• _WORK TO BE COMPLETED_
Please output the listing below character for character and omit the images.
═════ RECORDS PROVIDED ═════
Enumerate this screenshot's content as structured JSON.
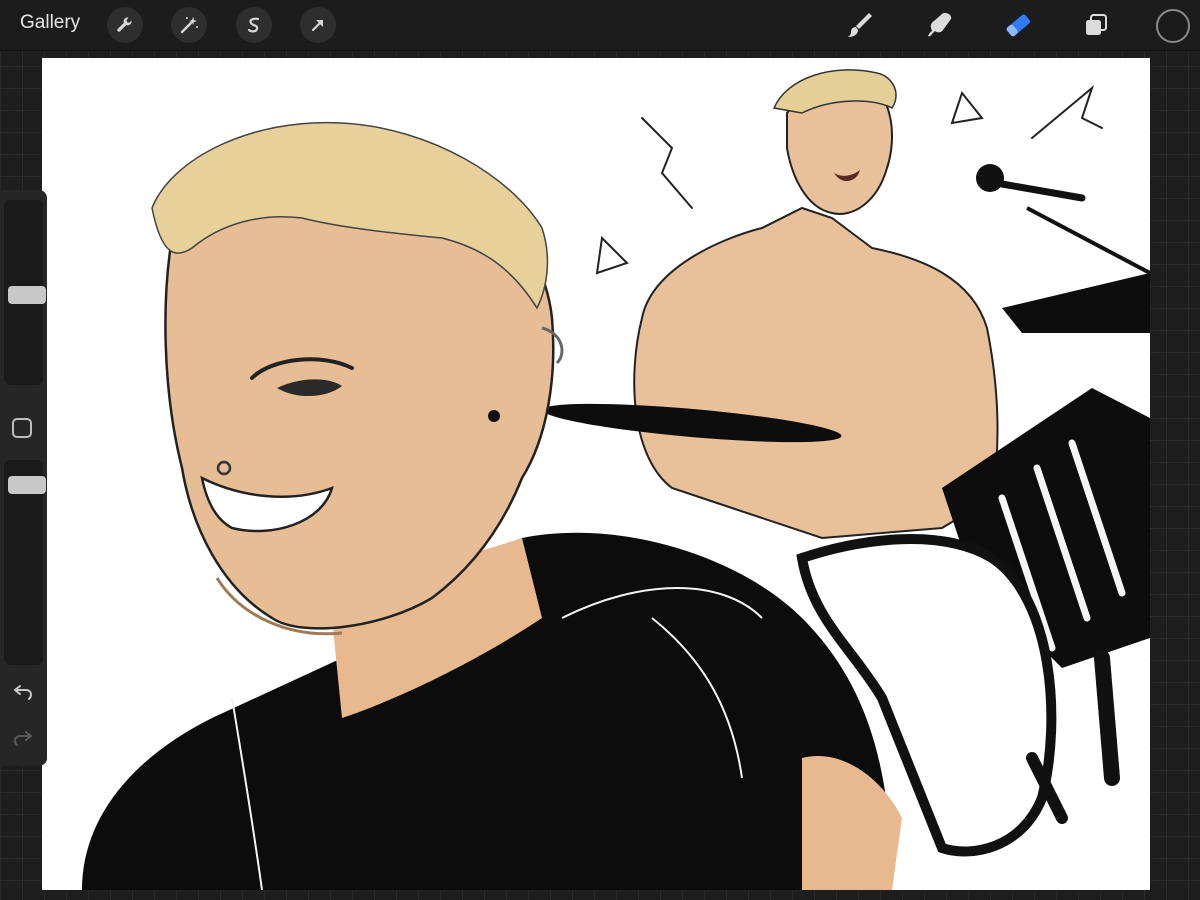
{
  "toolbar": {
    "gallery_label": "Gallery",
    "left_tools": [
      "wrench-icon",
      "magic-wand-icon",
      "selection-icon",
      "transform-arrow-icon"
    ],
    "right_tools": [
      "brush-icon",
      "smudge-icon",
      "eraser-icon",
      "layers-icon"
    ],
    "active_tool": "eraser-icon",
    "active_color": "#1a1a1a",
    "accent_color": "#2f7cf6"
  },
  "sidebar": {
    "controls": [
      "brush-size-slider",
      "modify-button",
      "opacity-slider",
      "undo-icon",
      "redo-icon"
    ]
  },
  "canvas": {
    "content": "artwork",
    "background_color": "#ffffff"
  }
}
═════
• _ANSWER BELOW_
Enumerate this screenshot's content as structured JSON.
{
  "toolbar": {
    "gallery_label": "Gallery",
    "left_tools": [
      "wrench-icon",
      "magic-wand-icon",
      "selection-icon",
      "transform-arrow-icon"
    ],
    "right_tools": [
      "brush-icon",
      "smudge-icon",
      "eraser-icon",
      "layers-icon"
    ],
    "active_tool": "eraser-icon",
    "active_color": "#1a1a1a",
    "accent_color": "#2f7cf6"
  },
  "sidebar": {
    "controls": [
      "brush-size-slider",
      "modify-button",
      "opacity-slider",
      "undo-icon",
      "redo-icon"
    ]
  },
  "canvas": {
    "content": "artwork",
    "background_color": "#ffffff"
  }
}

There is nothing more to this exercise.